A recession can only go as low as the trough, where stops and the reverse begin. Economic recovery is initiated whereby things start rebounding sharply from the bottom, picking an upward trend. There is a visible increase in GDP growth and the acceleration of aggregate demand. Consumer's confidence in economic growth is restored as the start taking advantage of low-interest rates.
At this point, the economic cycle hits its peak, where rosy prospects and increasing prospects lure firms to allocate more funds in business expansion. Amid the rising demand, monetary policies come in it to increase interest rates and control the borrowing trends.
Just like the term suggests, utilization has reached the cycle peaks, and economic gaps change to positive. In this case, the economy is running beyond its expected limit, where its limited capacity constraints any further acceleration, which results in the economy achieve positive but decelerating growth. Monetary policies become stricter to avoid economic overheating.
Each of these stages comes with different needs for the consumers and the producers alike. When the economy is booming, everyone becomes free to take advantage of the available resources amidst technological advancement. When deceleration begins, and input costs increase, corporate profitability faces more pressure; hence it will remain positive but slower. Based on capacity and efficiency constraints, firms may choose to spend more on capital expenditure in reaction to expanding demand. Still, there is always less enthusiasm in Capex deployment and rising production. This is the time when investors take more defensive as the overall market starts turning to the worst. Since they are reducing their allocation to the economically sensitive sectors, Health Care and Consumer Staples will perform outperformance as Consumer Discretionary and Real Estate Industrial underperform.
The most anticipate performers during any stage of economic cycles are materials and energy. They come under certain expectations during slowdowns, as well as positive inputs, whereby they determine prices of oil and basic needs.
In the US economy, the energy did have never feature in either the top three or bottom three sectors during any cycle, which shows it may not be susceptible in its economic cycles. Still, it is in many other parts of the world. When oil prices go up, energy companies stand to gain more profits. Based on the fungibility of the industry and how it is connected to the global commodity market, worldwide demand-supply trends affect how these firms profit.
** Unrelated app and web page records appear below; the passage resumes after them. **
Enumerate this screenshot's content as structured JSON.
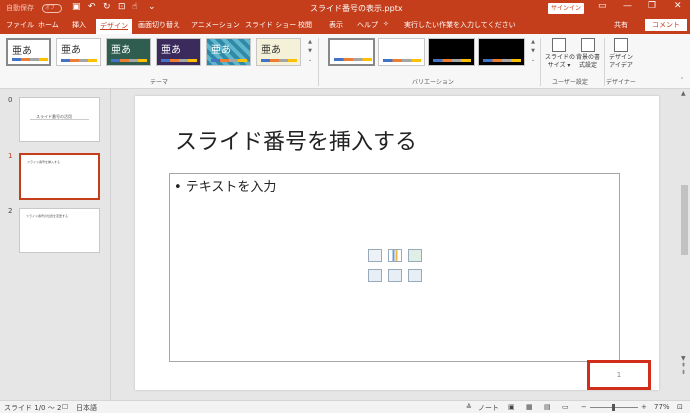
{
  "titlebar": {
    "autosave_label": "自動保存",
    "autosave_state": "オフ",
    "filename": "スライド番号の表示.pptx",
    "signin_label": "サインイン"
  },
  "tabs": {
    "items": [
      "ファイル",
      "ホーム",
      "挿入",
      "デザイン",
      "画面切り替え",
      "アニメーション",
      "スライド ショー",
      "校閲",
      "表示",
      "ヘルプ"
    ],
    "tell_me": "実行したい作業を入力してください",
    "share": "共有",
    "comment": "コメント"
  },
  "ribbon": {
    "theme_sample": "亜あ",
    "themes_group": "テーマ",
    "variants_group": "バリエーション",
    "slide_size_label": "スライドの\nサイズ ▾",
    "format_bg_label": "背景の書\n式設定",
    "user_settings_group": "ユーザー設定",
    "design_ideas_label": "デザイン\nアイデア",
    "designer_group": "デザイナー"
  },
  "slides": [
    {
      "number": "0",
      "title": "スライド番号の活用"
    },
    {
      "number": "1",
      "title": "スライド番号を挿入する"
    },
    {
      "number": "2",
      "title": "スライド番号の位置を変更する"
    }
  ],
  "slide": {
    "title": "スライド番号を挿入する",
    "bullet": "• テキストを入力",
    "slide_number": "1"
  },
  "status": {
    "slide_pos": "スライド 1/0 ～ 2",
    "language": "日本語",
    "notes": "ノート",
    "zoom": "77%"
  },
  "colors": {
    "accent": "#c43e1c",
    "highlight_box": "#d12d1b"
  }
}
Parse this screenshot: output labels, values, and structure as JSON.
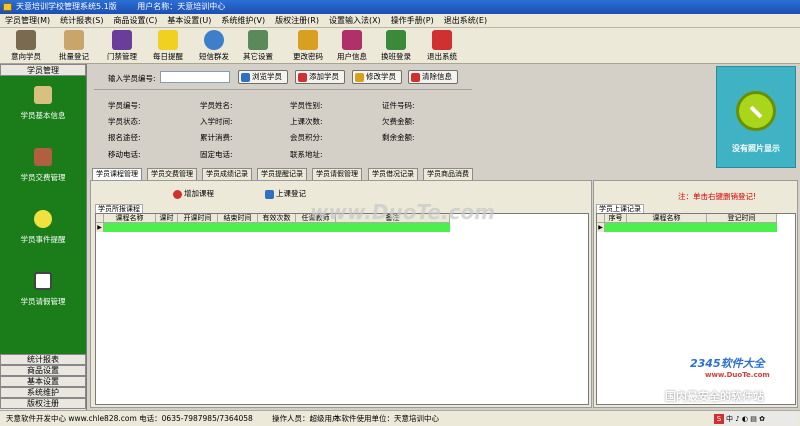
{
  "window": {
    "title": "天意培训学校管理系统5.1版",
    "unit_label": "用户名称：天意培训中心"
  },
  "menu": [
    "学员管理(M)",
    "统计报表(S)",
    "商品设置(C)",
    "基本设置(U)",
    "系统维护(V)",
    "版权注册(R)",
    "设置输入法(X)",
    "操作手册(P)",
    "退出系统(E)"
  ],
  "toolbar": [
    "意向学员",
    "批量登记",
    "门禁管理",
    "每日提醒",
    "短信群发",
    "其它设置",
    "更改密码",
    "用户信息",
    "换班登录",
    "退出系统"
  ],
  "sidebar": {
    "header": "学员管理",
    "items": [
      "学员基本信息",
      "学员交费管理",
      "学员事件提醒",
      "学员请假管理"
    ],
    "bottom": [
      "统计报表",
      "商品设置",
      "基本设置",
      "系统维护",
      "版权注册"
    ]
  },
  "search": {
    "label": "输入学员编号:",
    "value": ""
  },
  "buttons": [
    "浏览学员",
    "添加学员",
    "修改学员",
    "清除信息"
  ],
  "fields": [
    [
      "学员编号:",
      "学员姓名:",
      "学员性别:",
      "证件号码:"
    ],
    [
      "学员状态:",
      "入学时间:",
      "上课次数:",
      "欠费金额:"
    ],
    [
      "报名途径:",
      "累计消费:",
      "会员积分:",
      "剩余金额:"
    ],
    [
      "移动电话:",
      "固定电话:",
      "联系地址:",
      ""
    ]
  ],
  "photo_text": "没有照片显示",
  "tabs": [
    "学员课程管理",
    "学员交费管理",
    "学员成绩记录",
    "学员提醒记录",
    "学员请假管理",
    "学员借况记录",
    "学员商品消费"
  ],
  "course": {
    "add_label": "增加课程",
    "attend_label": "上课登记",
    "subtab": "学员所报课程",
    "columns": [
      "课程名称",
      "课时",
      "开课时间",
      "结束时间",
      "有效次数",
      "任课教师",
      "备注"
    ]
  },
  "attend": {
    "note": "注：单击右键删销登记!",
    "subtab": "学员上课记录",
    "columns": [
      "序号",
      "课程名称",
      "登记时间"
    ]
  },
  "status": {
    "developer": "天意软件开发中心 www.chle828.com 电话：0635-7987985/7364058",
    "operator": "操作人员：超级用户",
    "unit": "本软件使用单位：天意培训中心"
  },
  "watermarks": {
    "center": "www.DuoTe.com",
    "logo": "2345软件大全",
    "logo_url": "www.DuoTe.com",
    "footer": "国内最安全的软件站"
  },
  "tray": "中 ♪ ◐ ▤ ✿",
  "colors": {
    "green": "#1a7d1a",
    "row_highlight": "#4bf04b",
    "titlebar": "#2b6fd6",
    "note_red": "#d40000"
  }
}
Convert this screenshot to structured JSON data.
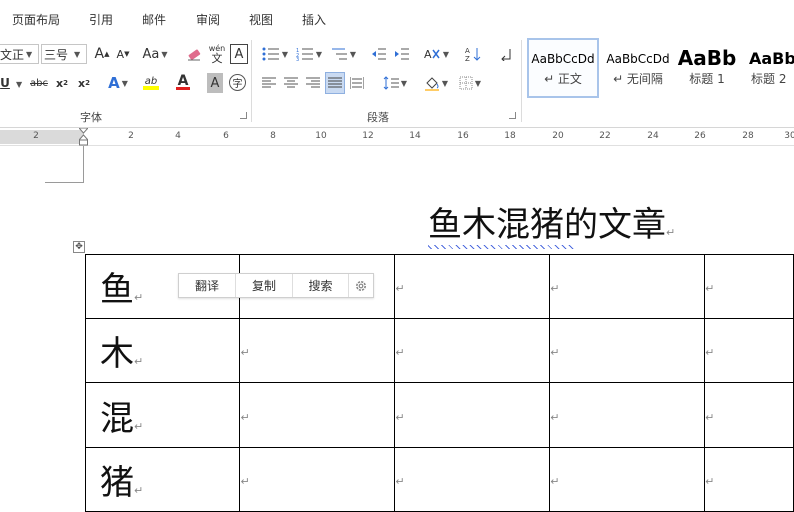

In the 1990s, there was a wide emergence of state-controlled chemicals and mining companies in developing nations, which great effected producers and miners from the US market, taking away from the great market shares and pricing power. So, the demand for materials may still be high at a certain stage, but the prices may not be as high. In other words, demand and supply for materials have a significant impact on business cycle analysis.
Business cycles are not something anyone can avoid. But if firms and individuals understand what causes them and how to live through, they would not feel its impacts. Knowledge makes everything seem much simpler.
Author: James Hamilton